[Extracted data entries]
☆ ☆ ☆ ☆

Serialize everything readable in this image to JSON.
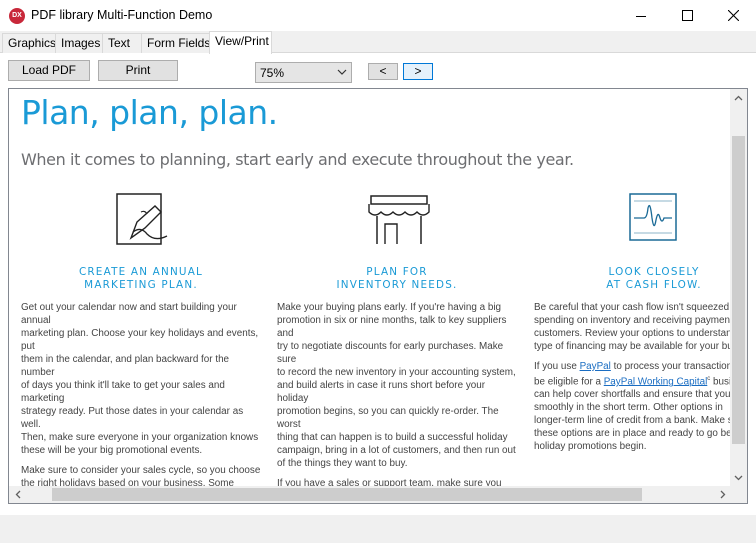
{
  "window": {
    "icon_text": "DX",
    "title": "PDF library Multi-Function Demo",
    "controls": [
      "minimize-icon",
      "maximize-icon",
      "close-icon"
    ]
  },
  "tabs": [
    {
      "label": "Graphics",
      "active": false
    },
    {
      "label": "Images",
      "active": false
    },
    {
      "label": "Text",
      "active": false
    },
    {
      "label": "Form Fields",
      "active": false
    },
    {
      "label": "View/Print",
      "active": true
    }
  ],
  "toolbar": {
    "load_label": "Load PDF",
    "print_label": "Print",
    "zoom_value": "75%",
    "prev_label": "<",
    "next_label": ">"
  },
  "document": {
    "title": "Plan, plan, plan.",
    "subtitle": "When it comes to planning, start early and execute throughout the year.",
    "accent_color": "#1a9ad6",
    "columns": [
      {
        "icon": "hand-writing-icon",
        "heading": "CREATE AN ANNUAL\nMARKETING PLAN.",
        "paragraphs": [
          "Get out your calendar now and start building your annual\nmarketing plan. Choose your key holidays and events, put\nthem in the calendar, and plan backward for the number\nof days you think it'll take to get your sales and marketing\nstrategy ready. Put those dates in your calendar as well.\nThen, make sure everyone in your organization knows\nthese will be your big promotional events.",
          "Make sure to consider your sales cycle, so you choose\nthe right holidays based on your business. Some\ncompanies traditionally introduce new products in\nthe fall, while others are very Christmas-oriented. Still\nothers have very busy summer seasons. Time your\nholiday sales pushes accordingly."
        ]
      },
      {
        "icon": "storefront-icon",
        "heading": "PLAN FOR\nINVENTORY NEEDS.",
        "paragraphs": [
          "Make your buying plans early. If you're having a big\npromotion in six or nine months, talk to key suppliers and\ntry to negotiate discounts for early purchases. Make sure\nto record the new inventory in your accounting system,\nand build alerts in case it runs short before your holiday\npromotion begins, so you can quickly re-order. The worst\nthing that can happen is to build a successful holiday\ncampaign, bring in a lot of customers, and then run out\nof the things they want to buy.",
          "If you have a sales or support team, make sure you also\nplan for staffing needs well in advance. Take the time\nto make sure they're knowledgeable about the holiday\nand how it ties into your business and your campaign.\nThen, make sure they're ready to go when your holiday"
        ]
      },
      {
        "icon": "cash-flow-chart-icon",
        "heading": "LOOK CLOSELY\nAT CASH FLOW.",
        "paragraph1": "Be careful that your cash flow isn't squeezed b\nspending on inventory and receiving payment\ncustomers. Review your options to understand\ntype of financing may be available for your bus",
        "p2_a": "If you use ",
        "p2_link1": "PayPal",
        "p2_b": " to process your transactions,\nbe eligible for a ",
        "p2_link2": "PayPal Working Capital",
        "p2_sup": "c",
        "p2_c": " busine\ncan help cover shortfalls and ensure that you'r\nsmoothly in the short term. Other options in\nlonger-term line of credit from a bank. Make s\nthese options are in place and ready to go befo\nholiday promotions begin."
      }
    ]
  }
}
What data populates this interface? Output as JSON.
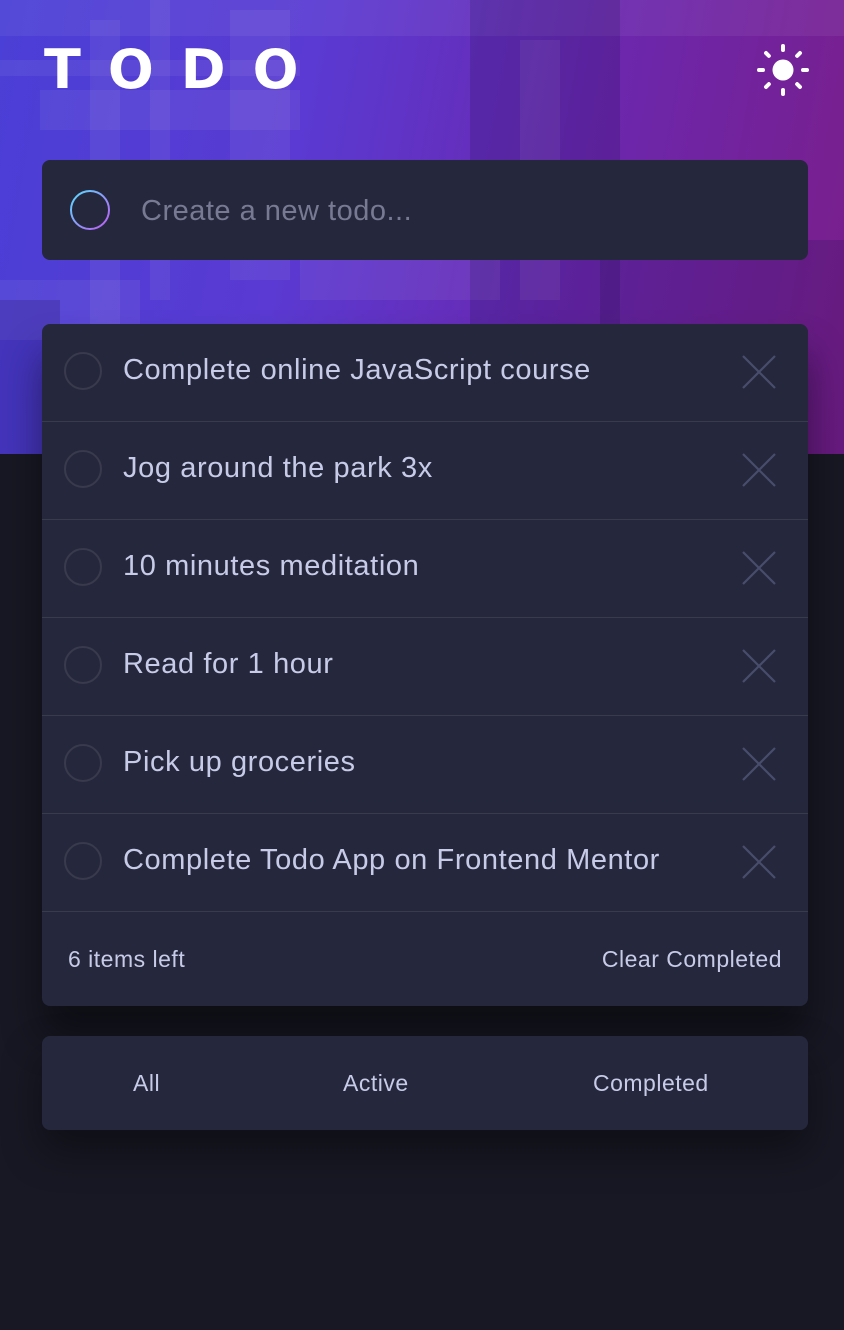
{
  "header": {
    "title": "TODO",
    "theme_icon": "sun-icon"
  },
  "new_todo": {
    "placeholder": "Create a new todo...",
    "value": ""
  },
  "todos": [
    {
      "text": "Complete online JavaScript course",
      "completed": false
    },
    {
      "text": "Jog around the park 3x",
      "completed": false
    },
    {
      "text": "10 minutes meditation",
      "completed": false
    },
    {
      "text": "Read for 1 hour",
      "completed": false
    },
    {
      "text": "Pick up groceries",
      "completed": false
    },
    {
      "text": "Complete Todo App on Frontend Mentor",
      "completed": false
    }
  ],
  "footer": {
    "items_left": "6 items left",
    "clear_label": "Clear Completed"
  },
  "filters": {
    "all": "All",
    "active": "Active",
    "completed": "Completed",
    "selected": "all"
  },
  "colors": {
    "background": "#181824",
    "card": "#25273c",
    "text": "#c8cbe7",
    "placeholder": "#777a92",
    "divider": "#393a4c",
    "gradient_start": "#57ddff",
    "gradient_end": "#c058f3"
  }
}
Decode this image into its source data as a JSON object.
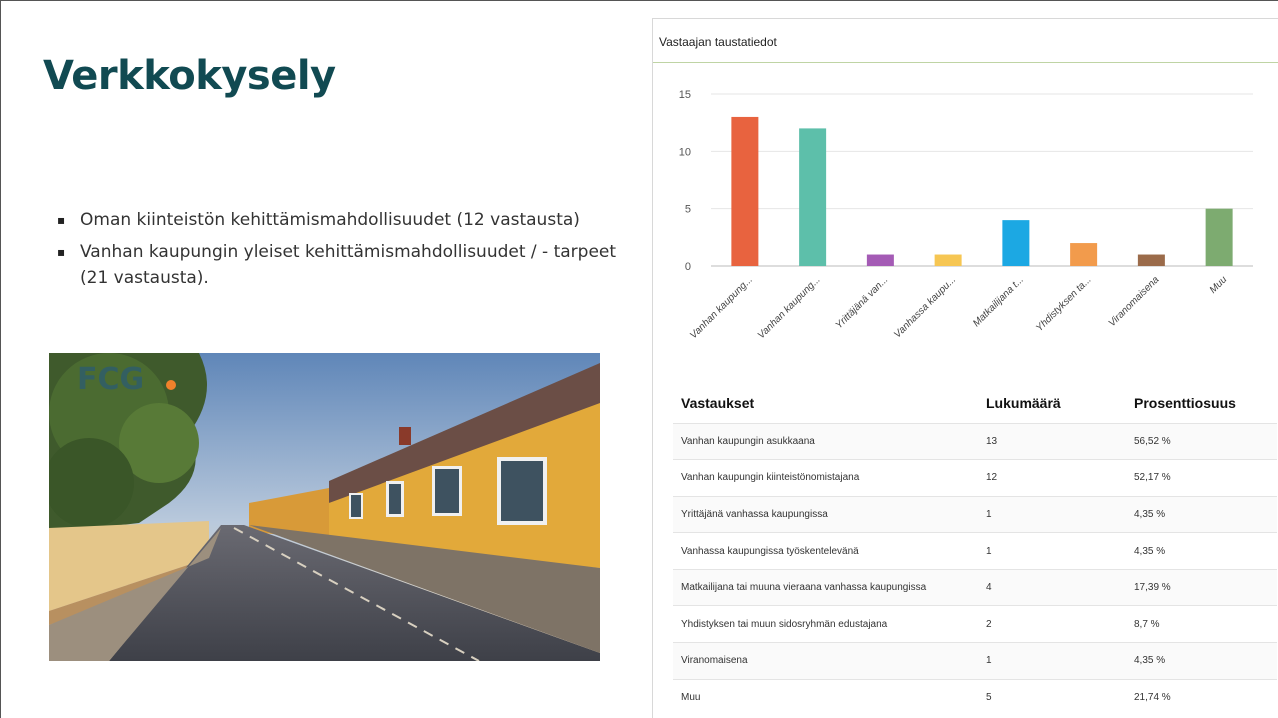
{
  "slide": {
    "title": "Verkkokysely",
    "bullets": [
      "Oman kiinteistön kehittämismahdollisuudet (12 vastausta)",
      "Vanhan kaupungin yleiset kehittämismahdollisuudet / - tarpeet (21 vastausta)."
    ],
    "photo_logo": "FCG"
  },
  "panel": {
    "header": "Vastaajan taustatiedot"
  },
  "chart_data": {
    "type": "bar",
    "categories": [
      "Vanhan kaupung...",
      "Vanhan kaupung...",
      "Yrittäjänä van...",
      "Vanhassa kaupu...",
      "Matkailijana t...",
      "Yhdistyksen ta...",
      "Viranomaisena",
      "Muu"
    ],
    "values": [
      13,
      12,
      1,
      1,
      4,
      2,
      1,
      5
    ],
    "colors": [
      "#e8633f",
      "#5dbfaa",
      "#a45bb5",
      "#f6c653",
      "#1ca8e3",
      "#f29b4c",
      "#9b6b4a",
      "#7dab70"
    ],
    "ylim": [
      0,
      15
    ],
    "yticks": [
      0,
      5,
      10,
      15
    ],
    "grid": true
  },
  "table": {
    "headers": [
      "Vastaukset",
      "Lukumäärä",
      "Prosenttiosuus"
    ],
    "rows": [
      [
        "Vanhan kaupungin asukkaana",
        "13",
        "56,52 %"
      ],
      [
        "Vanhan kaupungin kiinteistönomistajana",
        "12",
        "52,17 %"
      ],
      [
        "Yrittäjänä vanhassa kaupungissa",
        "1",
        "4,35 %"
      ],
      [
        "Vanhassa kaupungissa työskentelevänä",
        "1",
        "4,35 %"
      ],
      [
        "Matkailijana tai muuna vieraana vanhassa kaupungissa",
        "4",
        "17,39 %"
      ],
      [
        "Yhdistyksen tai muun sidosryhmän edustajana",
        "2",
        "8,7 %"
      ],
      [
        "Viranomaisena",
        "1",
        "4,35 %"
      ],
      [
        "Muu",
        "5",
        "21,74 %"
      ]
    ]
  }
}
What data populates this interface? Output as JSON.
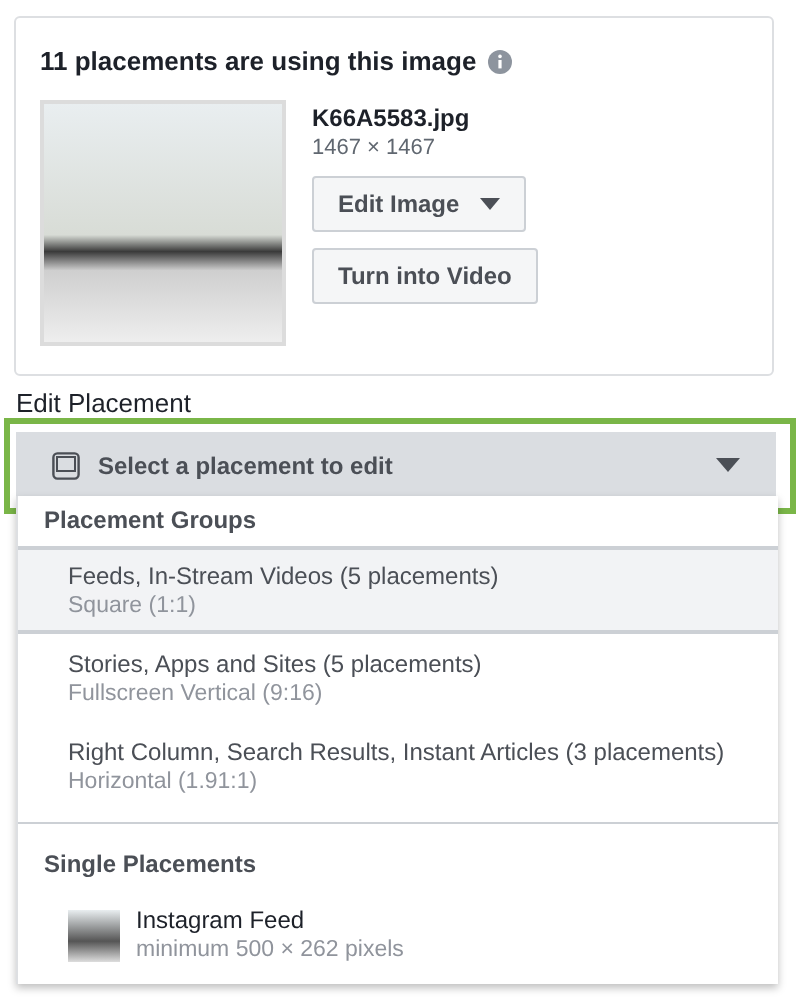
{
  "card": {
    "title": "11 placements are using this image",
    "file_name": "K66A5583.jpg",
    "dimensions": "1467 × 1467",
    "buttons": [
      {
        "label": "Edit Image",
        "kind": "dropdown"
      },
      {
        "label": "Turn into Video",
        "kind": "plain"
      }
    ]
  },
  "edit_placement": {
    "label": "Edit Placement",
    "select": {
      "value": "Select a placement to edit",
      "highlighted": true
    }
  },
  "menu": {
    "sections": [
      {
        "heading": "Placement Groups",
        "items": [
          {
            "title": "Feeds, In-Stream Videos (5 placements)",
            "subtitle": "Square (1:1)",
            "selected": true,
            "thumbnail": false
          },
          {
            "title": "Stories, Apps and Sites (5 placements)",
            "subtitle": "Fullscreen Vertical (9:16)",
            "selected": false,
            "thumbnail": false
          },
          {
            "title": "Right Column, Search Results, Instant Articles (3 placements)",
            "subtitle": "Horizontal (1.91:1)",
            "selected": false,
            "thumbnail": false
          }
        ]
      },
      {
        "heading": "Single Placements",
        "items": [
          {
            "title": "Instagram Feed",
            "subtitle": "minimum 500 × 262 pixels",
            "selected": false,
            "thumbnail": true
          }
        ]
      }
    ]
  }
}
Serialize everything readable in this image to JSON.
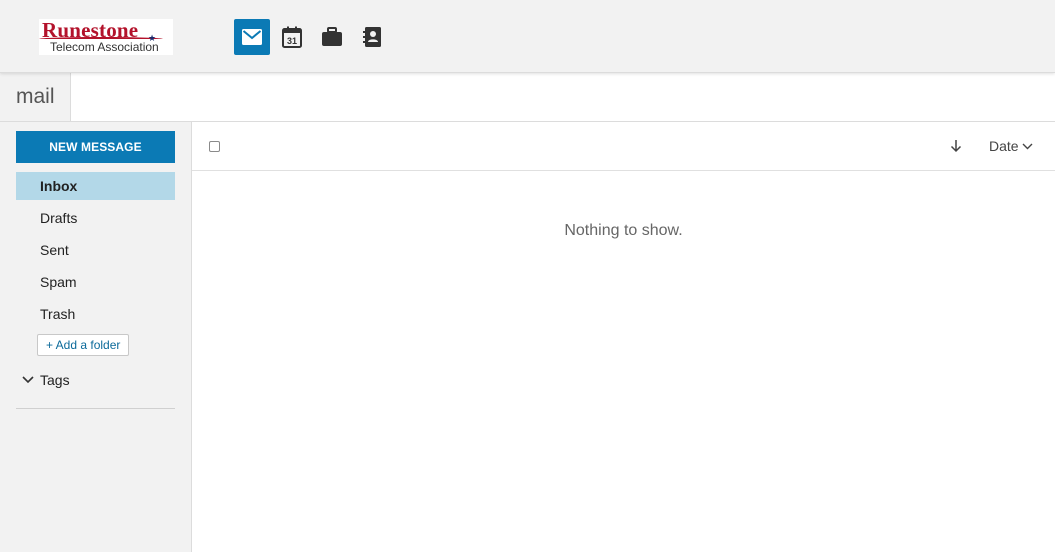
{
  "header": {
    "logo": {
      "main": "Runestone",
      "sub": "Telecom Association"
    },
    "apps": [
      {
        "name": "mail",
        "icon": "mail-icon",
        "active": true
      },
      {
        "name": "calendar",
        "icon": "calendar-icon",
        "day": "31"
      },
      {
        "name": "briefcase",
        "icon": "briefcase-icon"
      },
      {
        "name": "contacts",
        "icon": "contacts-icon"
      }
    ]
  },
  "title": {
    "app_name": "mail"
  },
  "sidebar": {
    "new_message_label": "NEW MESSAGE",
    "folders": [
      {
        "label": "Inbox",
        "active": true
      },
      {
        "label": "Drafts"
      },
      {
        "label": "Sent"
      },
      {
        "label": "Spam"
      },
      {
        "label": "Trash"
      }
    ],
    "add_folder_label": "+ Add a folder",
    "tags_label": "Tags"
  },
  "list": {
    "sort_field": "Date",
    "empty_message": "Nothing to show."
  },
  "colors": {
    "accent": "#0b7ab5",
    "selected_folder": "#b3d8e8",
    "logo_red": "#b3122b"
  }
}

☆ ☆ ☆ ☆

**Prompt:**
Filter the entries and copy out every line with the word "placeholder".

**Task response:**
    "placeholder": "Create a new todo...",
    "placeholder": "#777a92",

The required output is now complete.